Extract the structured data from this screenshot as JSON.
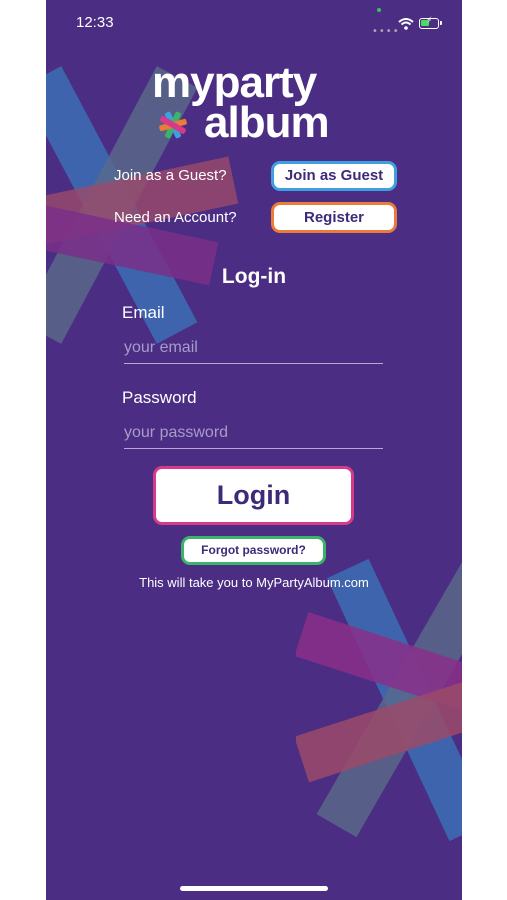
{
  "status_bar": {
    "time": "12:33",
    "signal": "••••",
    "icons": [
      "wifi-icon",
      "battery-charging-icon"
    ]
  },
  "logo": {
    "line1": "myparty",
    "line2": "album"
  },
  "guest_row": {
    "label": "Join as a Guest?",
    "button": "Join as Guest"
  },
  "register_row": {
    "label": "Need an Account?",
    "button": "Register"
  },
  "login_form": {
    "heading": "Log-in",
    "email_label": "Email",
    "email_placeholder": "your email",
    "email_value": "",
    "password_label": "Password",
    "password_placeholder": "your password",
    "password_value": "",
    "login_button": "Login",
    "forgot_button": "Forgot password?",
    "note": "This will take you to MyPartyAlbum.com"
  },
  "colors": {
    "background": "#4b2d83",
    "guest_border": "#3f9fe0",
    "register_border": "#ea7b3b",
    "login_border": "#d63b8a",
    "forgot_border": "#3bb36a",
    "button_text": "#3d2a78"
  }
}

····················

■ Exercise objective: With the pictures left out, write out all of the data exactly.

■ Exercise solution:
Extract the structured data from this screenshot as JSON.
{
  "status_bar": {
    "time": "12:33",
    "signal": "••••",
    "icons": [
      "wifi-icon",
      "battery-charging-icon"
    ]
  },
  "logo": {
    "line1": "myparty",
    "line2": "album"
  },
  "guest_row": {
    "label": "Join as a Guest?",
    "button": "Join as Guest"
  },
  "register_row": {
    "label": "Need an Account?",
    "button": "Register"
  },
  "login_form": {
    "heading": "Log-in",
    "email_label": "Email",
    "email_placeholder": "your email",
    "email_value": "",
    "password_label": "Password",
    "password_placeholder": "your password",
    "password_value": "",
    "login_button": "Login",
    "forgot_button": "Forgot password?",
    "note": "This will take you to MyPartyAlbum.com"
  },
  "colors": {
    "background": "#4b2d83",
    "guest_border": "#3f9fe0",
    "register_border": "#ea7b3b",
    "login_border": "#d63b8a",
    "forgot_border": "#3bb36a",
    "button_text": "#3d2a78"
  }
}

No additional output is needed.